WASHINGTON (Reuters) - FBI Director Robert Mueller said on Thursday that authorities would move aggressively to track down Edward Snowden and hold him accountable for leaking the details of extensive and top-secret U.S. surveillance efforts.
Mueller confirmed that a criminal investigation had been launched into the leaks and said public reports about the National Security Agency's efforts to monitor Internet and phone data had hurt U.S. national security.
"We are taking all necessary steps to hold the person responsible for these disclosures," Mueller told the House of Representatives Judiciary Committee, without naming Snowden.
"These disclosures have caused significant harm to our nation and to our safety," he said.
Snowden, a former NSA contractor, has acknowledged he was the source of reports last week in Britain's Guardian newspaper and The Washington Post about the agency's monitoring of phone and Internet data at big companies such as Google Inc and Facebook Inc.
Snowden, who traveled to Hong Kong before the programs were made public, said in a newspaper interview published on Wednesday that he planned to stay in the China-ruled city to fight any effort to bring him back to the United States to face charges.
Mueller joined President Barack Obama and other administration members in defending the programs as a crucial tool in preventing possible attacks. He said making the details public could force a switch in tactics by potential terrorists.
"We're going to ... lose our ability to get their communications. We are going to be exceptionally vulnerable," Mueller said. "Let nobody be misled in this. This hurts national security."
General Keith Alexander, head of the NSA, told Congress on Wednesday the programs had helped disrupt dozens of possible terrorist attacks. U.S. Senator Dianne Feinstein, the Democrat who heads the Senate Intelligence Committee, said details would be made public on Monday.

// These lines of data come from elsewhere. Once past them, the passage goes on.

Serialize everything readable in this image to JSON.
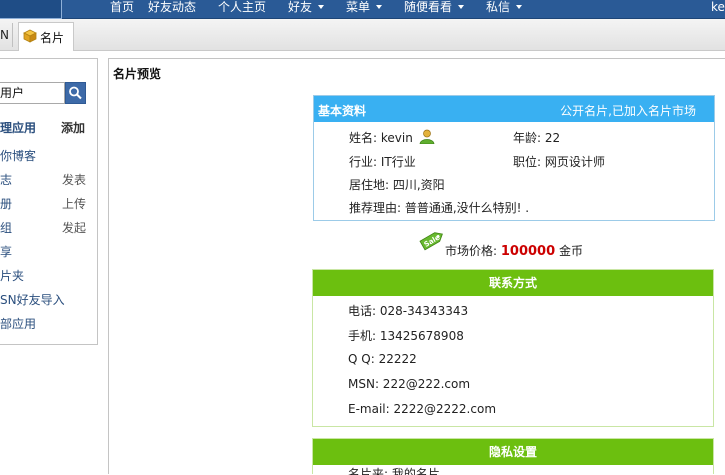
{
  "nav": {
    "items": [
      {
        "label": "首页",
        "caret": false
      },
      {
        "label": "好友动态",
        "caret": false
      },
      {
        "label": "个人主页",
        "caret": false
      },
      {
        "label": "好友",
        "caret": true
      },
      {
        "label": "菜单",
        "caret": true
      },
      {
        "label": "随便看看",
        "caret": true
      },
      {
        "label": "私信",
        "caret": true
      }
    ],
    "user": "ke"
  },
  "tabs": {
    "partial": "N",
    "active": "名片"
  },
  "sidebar": {
    "search_value": "用户",
    "apps_heading": "理应用",
    "apps_add": "添加",
    "rows": [
      {
        "label": "你博客",
        "action": ""
      },
      {
        "label": "志",
        "action": "发表"
      },
      {
        "label": "册",
        "action": "上传"
      },
      {
        "label": "组",
        "action": "发起"
      },
      {
        "label": "享",
        "action": ""
      },
      {
        "label": "片夹",
        "action": ""
      },
      {
        "label": "SN好友导入",
        "action": ""
      },
      {
        "label": "部应用",
        "action": ""
      }
    ]
  },
  "main": {
    "title": "名片预览",
    "basic": {
      "heading": "基本资料",
      "status": "公开名片,已加入名片市场",
      "name": "姓名: kevin",
      "age": "年龄: 22",
      "industry": "行业: IT行业",
      "position": "职位: 网页设计师",
      "residence": "居住地: 四川,资阳",
      "reason": "推荐理由: 普普通通,没什么特别!  ."
    },
    "price": {
      "label": "市场价格:",
      "value": "100000",
      "unit": "金币",
      "tag": "Sale"
    },
    "contact": {
      "heading": "联系方式",
      "phone": "电话: 028-34343343",
      "mobile": "手机: 13425678908",
      "qq": "Q  Q: 22222",
      "msn": "MSN: 222@222.com",
      "email": "E-mail: 2222@2222.com"
    },
    "privacy": {
      "heading": "隐私设置",
      "partial_row": "名片夹: 我的名片"
    }
  }
}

The White House said the program had led to the 2009 arrest of a Chicago man who was planning to bomb a Danish newspaper that had published cartoons of the Prophet Mohammad.
It also confirmed assertions by U.S. officials and members of Congress that electronic eavesdropping by the NSA had helped foil a plot by Islamist militants to bomb the New York subway system in 2009.
The revelations about the surveillance renewed a political debate about the proper balance between privacy rights and national security, and some lawmakers and advocacy groups have called for tighter supervision of the programs.
"It's my hope that over the coming weeks the members of this Judiciary Committee can come together and conduct meaningful oversight of these programs" including possibly passing new legislation, said Representative John Conyers of Michigan, the ranking Democrat on the House panel.
Feinstein told reporters Congress would consider legislation to limit access to some classified information by contractors.
"We will certainly have legislation which will limit or prevent contractors from handling highly classified technical data," she said after a closed-door briefing on the program by intelligence and law enforcement officials.
Republican Senator Rand Paul of Kentucky, a conservative Tea Party favorite and potential 2016 presidential contender, encouraged Americans to bring a class-action lawsuit against the U.S. government for the surveillance.
"Americans are rightly concerned about having all of their phone records collected and monitored all the time," Paul said at a news conference that brought together the American Civil Liberties Union and Republicans including U.S. Representatives Louie Gohmert and Justin Amash.
So far, 250,000 people have signed up on Paul's political action committee's website to take part in a lawsuit challenging the constitutionality of the programs, although Paul admitted he did not know how the lawsuit would be achieved.
Mueller said the programs did not go too far in snooping on Americans. He said the programs are limited to collecting "the fact of a telephone call, the numbers called, and the time and length of those calls" and have "no authority to get content."
"And there are cases where that has been instrumental in identifying individuals who sought to harm our country," he said.
The leaders of the House Intelligence Committee said the programs respected privacy rights and had saved dozens of lives. U.S. Representative Mike Rogers of Michigan, chairman of the panel, questioned Snowden's motives.
"There is a long list of questions we have to get answered about does he have a relationship with a foreign government, and is there more to this story? I think there's questions that have not been answered on that," Rogers said.
Despite frequent administration claims that Congress had been fully briefed, some lawmakers were taken aback at the extent of the surveillance. U.S. Representative Loretta Sanchez, a California Democrat, said she and other members of Congress were "clearly surprised" at the reports on the NSA surveillance.
"It is in the NSA's best interest to declassify some of the processes the agency undertakes so that we as a country can engage in an educated, thoughtful debate on a balance between our security and civil liberties," she said.
Additional reporting by Mark Hosenball, Matt Haldane, Thomas Ferraro; Writing by John Whitesides; Editing by Karey Van Hall and Doina Chiacu